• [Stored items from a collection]
━━━━━━━━

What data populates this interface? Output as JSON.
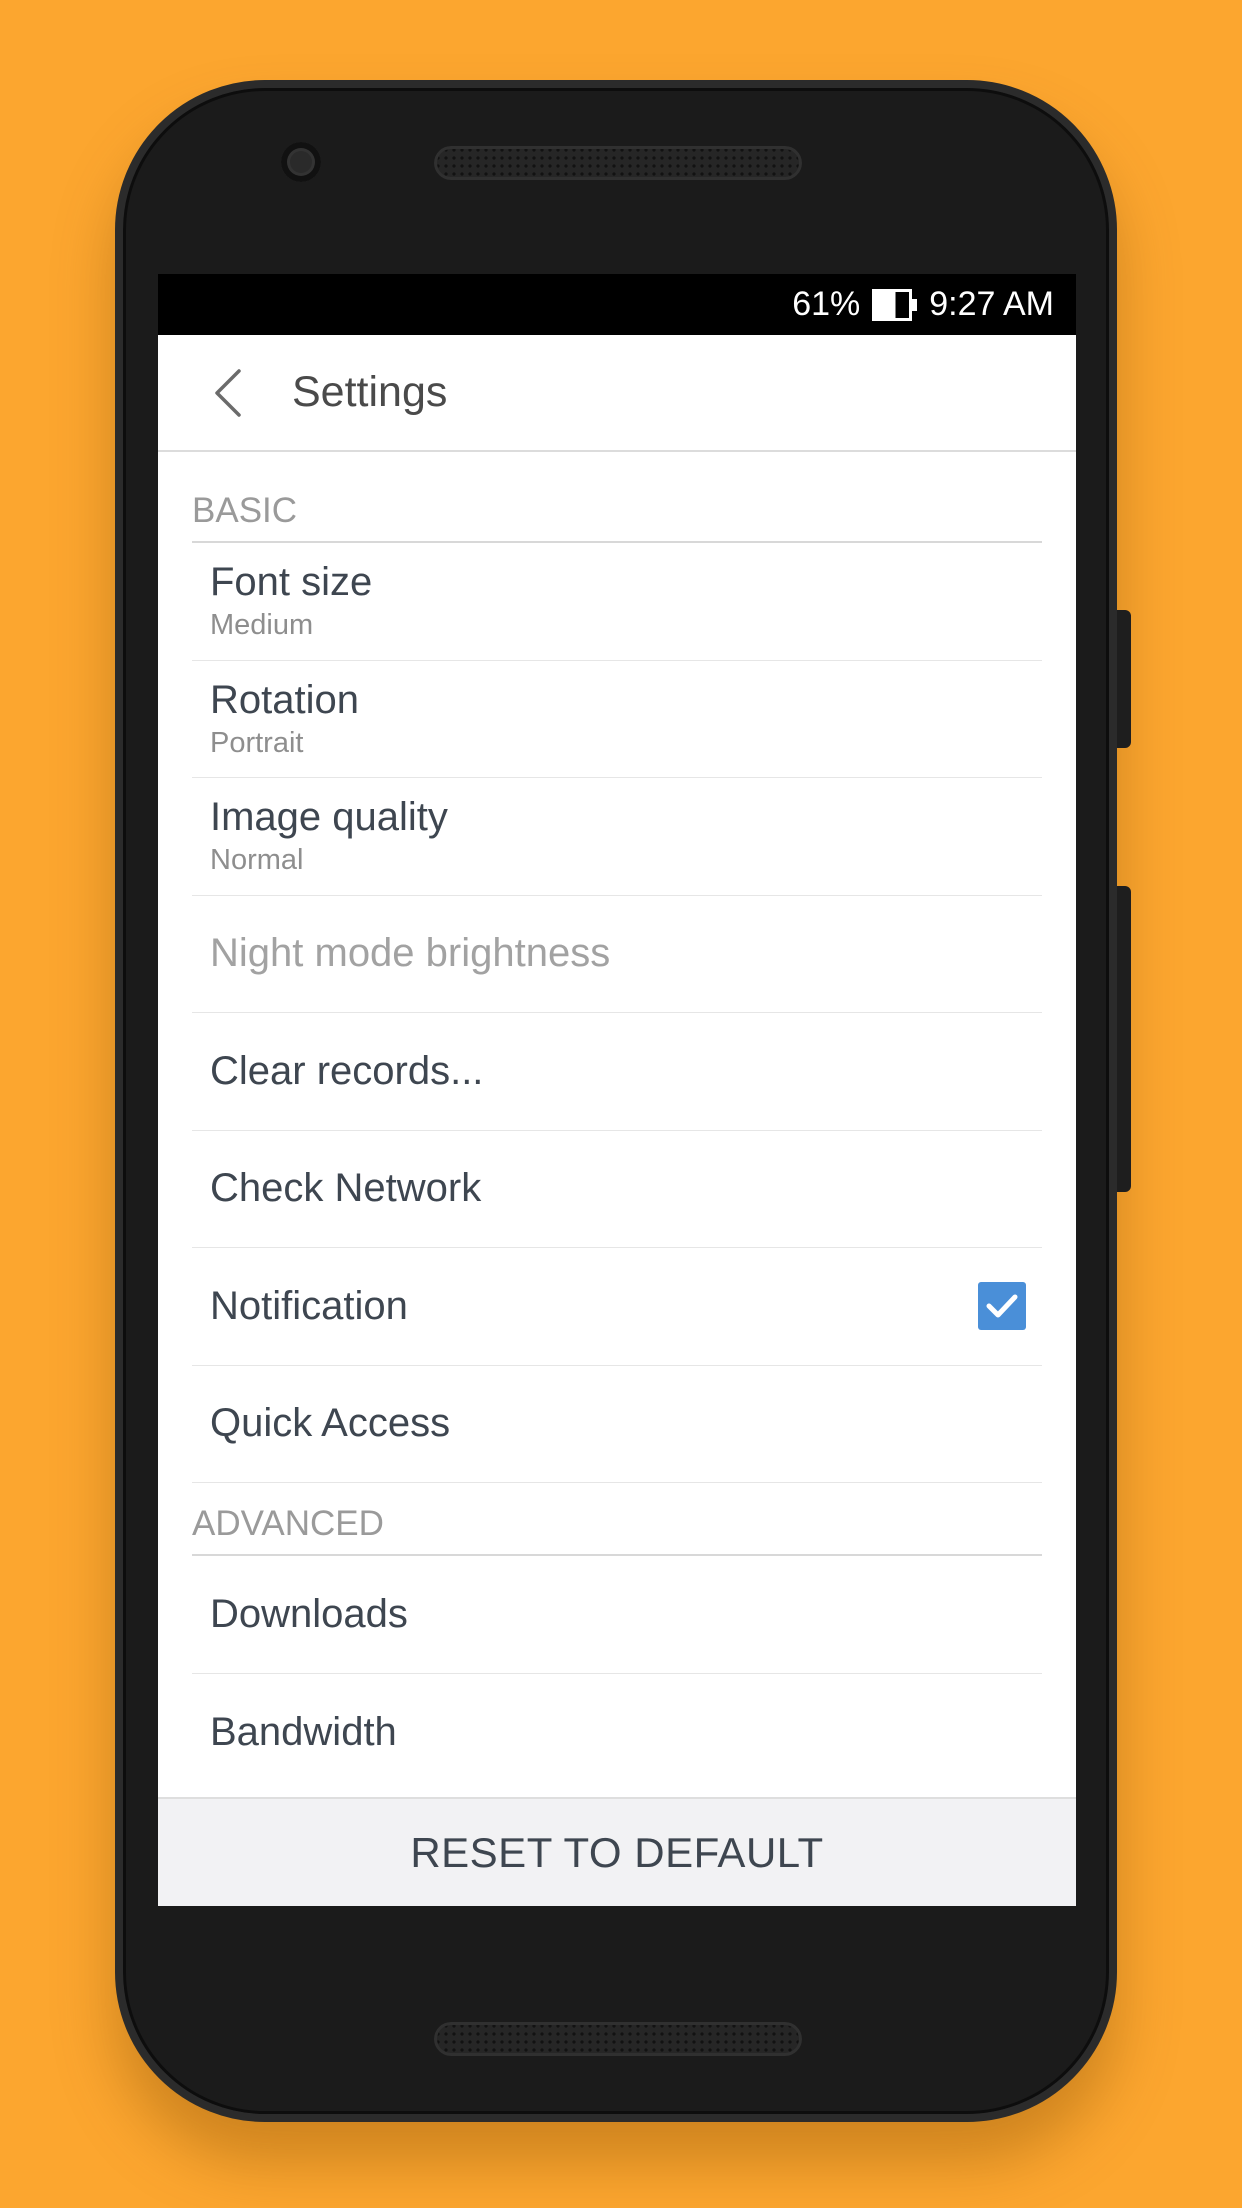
{
  "status_bar": {
    "battery_percent": "61%",
    "battery_level": 0.61,
    "time": "9:27 AM"
  },
  "app_bar": {
    "title": "Settings",
    "back_icon": "chevron-left-icon"
  },
  "sections": {
    "basic": {
      "header": "BASIC",
      "items": [
        {
          "title": "Font size",
          "subtitle": "Medium"
        },
        {
          "title": "Rotation",
          "subtitle": "Portrait"
        },
        {
          "title": "Image quality",
          "subtitle": "Normal"
        },
        {
          "title": "Night mode brightness",
          "enabled": false
        },
        {
          "title": "Clear records..."
        },
        {
          "title": "Check Network"
        },
        {
          "title": "Notification",
          "checked": true
        },
        {
          "title": "Quick Access"
        }
      ]
    },
    "advanced": {
      "header": "ADVANCED",
      "items": [
        {
          "title": "Downloads"
        },
        {
          "title": "Bandwidth"
        }
      ]
    }
  },
  "footer": {
    "reset_label": "RESET TO DEFAULT"
  },
  "colors": {
    "background": "#FCA62F",
    "checkbox": "#4A8FD8",
    "text_primary": "#3E4650",
    "text_secondary": "#8E8E8E"
  }
}
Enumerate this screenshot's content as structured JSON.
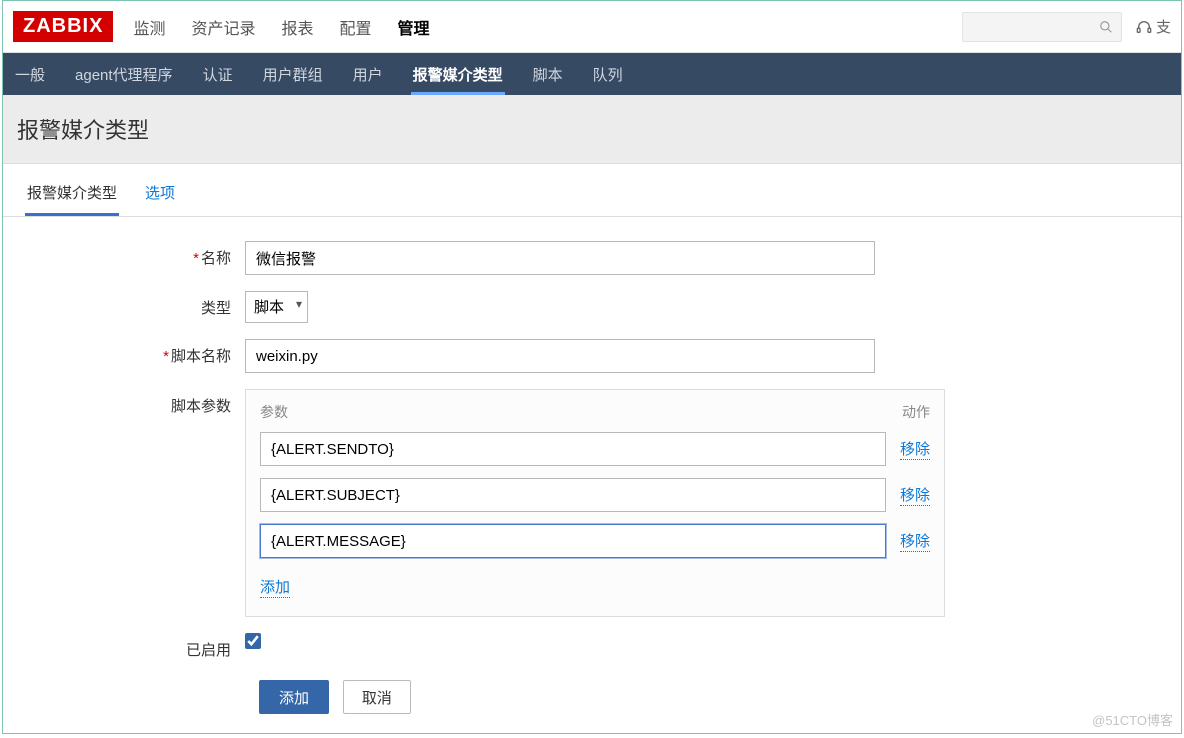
{
  "brand": "ZABBIX",
  "top_menu": {
    "monitoring": "监测",
    "inventory": "资产记录",
    "reports": "报表",
    "config": "配置",
    "admin": "管理"
  },
  "support": "支",
  "sub_menu": {
    "general": "一般",
    "proxies": "agent代理程序",
    "auth": "认证",
    "usergroups": "用户群组",
    "users": "用户",
    "mediatypes": "报警媒介类型",
    "scripts": "脚本",
    "queue": "队列"
  },
  "page_heading": "报警媒介类型",
  "tabs": {
    "mediatype": "报警媒介类型",
    "options": "选项"
  },
  "form": {
    "name_label": "名称",
    "name_value": "微信报警",
    "type_label": "类型",
    "type_value": "脚本",
    "scriptname_label": "脚本名称",
    "scriptname_value": "weixin.py",
    "params_label": "脚本参数",
    "params_head_param": "参数",
    "params_head_action": "动作",
    "params": [
      {
        "value": "{ALERT.SENDTO}",
        "remove": "移除"
      },
      {
        "value": "{ALERT.SUBJECT}",
        "remove": "移除"
      },
      {
        "value": "{ALERT.MESSAGE}",
        "remove": "移除"
      }
    ],
    "add_param": "添加",
    "enabled_label": "已启用",
    "submit": "添加",
    "cancel": "取消"
  },
  "watermark": "@51CTO博客"
}
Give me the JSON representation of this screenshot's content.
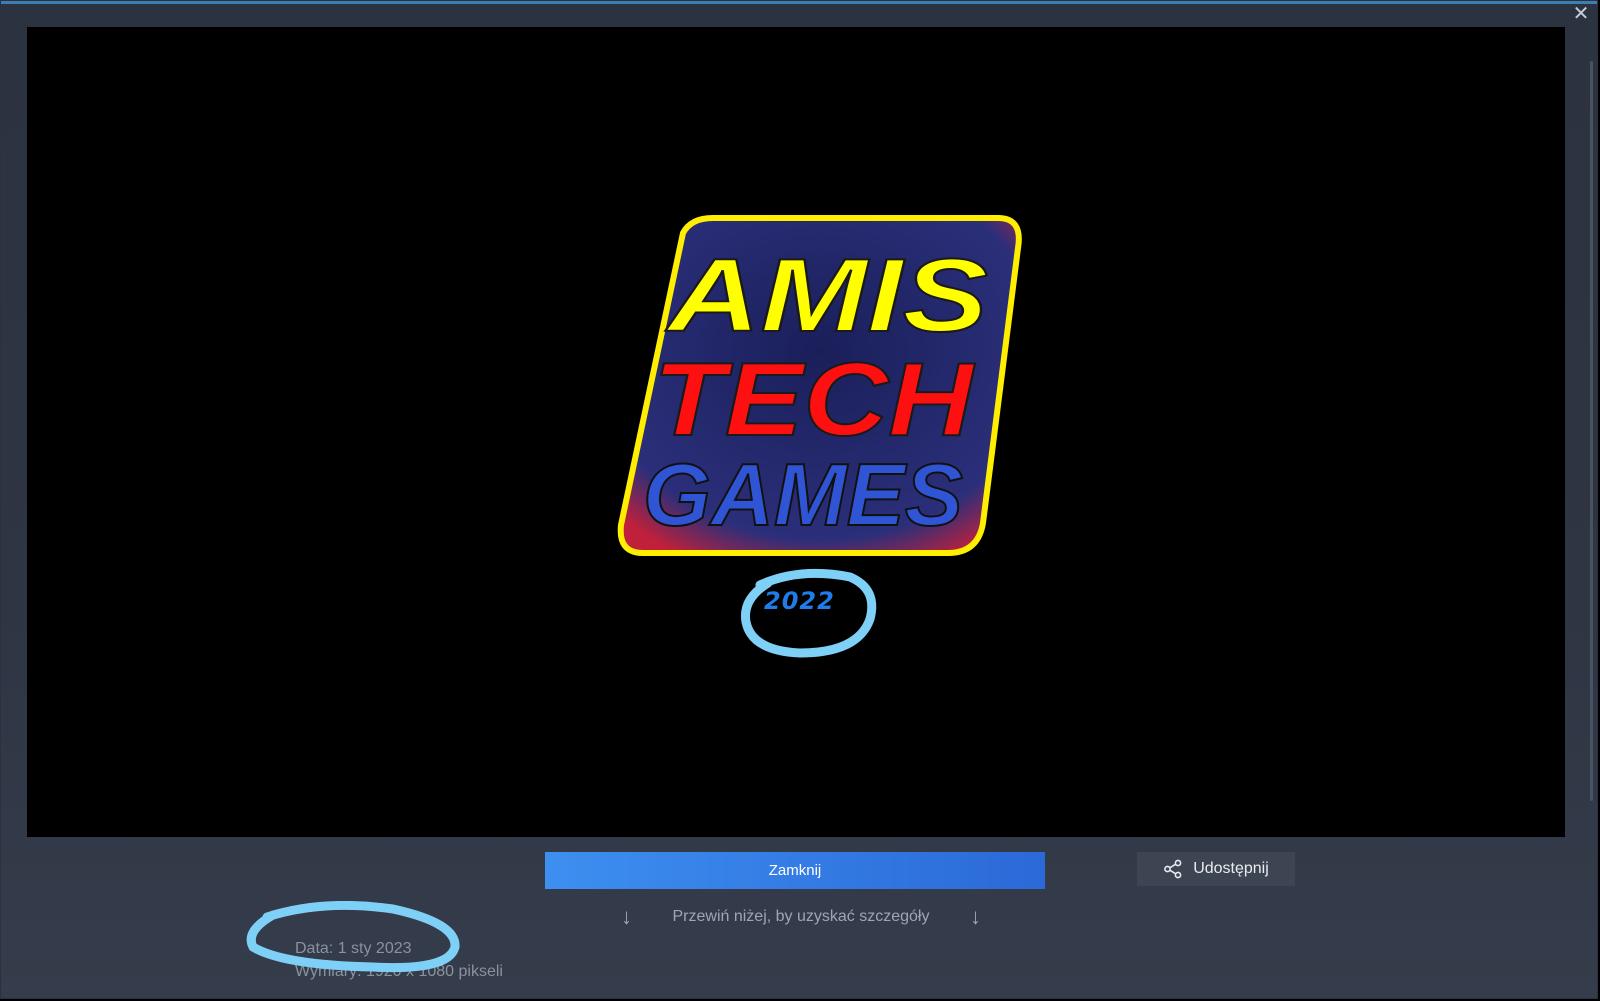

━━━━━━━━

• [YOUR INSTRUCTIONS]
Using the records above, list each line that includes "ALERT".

• [ANSWER]
        "value": "{ALERT.SENDTO}",
        "value": "{ALERT.SUBJECT}",
        "value": "{ALERT.MESSAGE}",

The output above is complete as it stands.